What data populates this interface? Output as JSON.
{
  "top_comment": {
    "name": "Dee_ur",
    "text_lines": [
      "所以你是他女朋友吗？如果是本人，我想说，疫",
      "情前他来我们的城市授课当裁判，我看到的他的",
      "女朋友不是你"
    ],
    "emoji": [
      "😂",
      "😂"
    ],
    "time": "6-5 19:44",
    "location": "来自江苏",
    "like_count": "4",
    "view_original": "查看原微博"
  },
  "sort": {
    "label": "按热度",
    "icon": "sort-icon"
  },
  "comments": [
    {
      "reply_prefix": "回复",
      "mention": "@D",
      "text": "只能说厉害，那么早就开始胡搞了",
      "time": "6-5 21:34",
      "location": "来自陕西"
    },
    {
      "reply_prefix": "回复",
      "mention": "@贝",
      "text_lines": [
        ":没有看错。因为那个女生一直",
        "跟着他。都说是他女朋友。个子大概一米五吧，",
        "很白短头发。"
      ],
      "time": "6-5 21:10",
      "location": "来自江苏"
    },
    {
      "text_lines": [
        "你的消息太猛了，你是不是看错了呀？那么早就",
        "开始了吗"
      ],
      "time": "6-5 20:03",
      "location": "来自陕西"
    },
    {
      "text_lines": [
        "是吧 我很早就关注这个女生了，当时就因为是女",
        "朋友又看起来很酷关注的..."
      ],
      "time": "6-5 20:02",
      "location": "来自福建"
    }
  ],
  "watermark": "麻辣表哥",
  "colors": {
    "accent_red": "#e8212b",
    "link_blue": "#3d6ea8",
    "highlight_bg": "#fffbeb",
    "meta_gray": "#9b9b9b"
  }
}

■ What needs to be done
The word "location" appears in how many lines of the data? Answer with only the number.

■ Answer
5